Which lines in the records below contain the word "What"? Return each of them.

• [DATA EXTRACT]
══════════════════════════════

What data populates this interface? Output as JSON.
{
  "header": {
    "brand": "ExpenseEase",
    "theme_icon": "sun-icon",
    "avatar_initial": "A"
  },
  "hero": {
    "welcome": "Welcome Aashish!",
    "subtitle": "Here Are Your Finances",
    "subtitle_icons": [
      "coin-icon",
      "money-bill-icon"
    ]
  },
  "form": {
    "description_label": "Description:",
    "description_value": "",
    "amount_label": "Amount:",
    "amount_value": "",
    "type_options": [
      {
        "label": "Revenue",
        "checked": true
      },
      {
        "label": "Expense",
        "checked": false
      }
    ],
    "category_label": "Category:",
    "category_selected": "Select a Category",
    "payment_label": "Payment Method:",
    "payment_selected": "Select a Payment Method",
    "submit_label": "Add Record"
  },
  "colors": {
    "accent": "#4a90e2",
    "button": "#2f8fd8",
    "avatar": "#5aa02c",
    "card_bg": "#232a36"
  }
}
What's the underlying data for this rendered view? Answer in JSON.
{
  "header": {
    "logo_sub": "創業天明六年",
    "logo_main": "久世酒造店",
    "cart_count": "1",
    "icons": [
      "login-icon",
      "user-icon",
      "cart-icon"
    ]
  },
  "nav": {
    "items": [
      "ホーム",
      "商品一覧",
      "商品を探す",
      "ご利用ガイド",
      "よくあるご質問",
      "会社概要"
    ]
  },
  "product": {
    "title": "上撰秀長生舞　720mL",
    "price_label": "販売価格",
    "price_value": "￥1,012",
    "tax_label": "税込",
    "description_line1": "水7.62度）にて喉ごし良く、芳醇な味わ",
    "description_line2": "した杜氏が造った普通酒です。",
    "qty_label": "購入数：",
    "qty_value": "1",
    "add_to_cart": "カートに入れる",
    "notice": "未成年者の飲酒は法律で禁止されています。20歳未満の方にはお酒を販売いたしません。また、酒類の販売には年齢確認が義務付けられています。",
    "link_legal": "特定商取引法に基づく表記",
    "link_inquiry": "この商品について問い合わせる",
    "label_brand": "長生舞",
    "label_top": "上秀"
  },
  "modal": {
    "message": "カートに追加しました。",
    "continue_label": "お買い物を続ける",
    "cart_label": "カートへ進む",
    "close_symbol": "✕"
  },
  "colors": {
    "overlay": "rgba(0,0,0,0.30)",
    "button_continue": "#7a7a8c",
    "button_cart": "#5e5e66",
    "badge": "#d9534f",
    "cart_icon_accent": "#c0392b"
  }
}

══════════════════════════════

• [ANSWER FOR THIS EXERCISE]
What data populates this interface? Output as JSON.
What's the underlying data for this rendered view? Answer in JSON.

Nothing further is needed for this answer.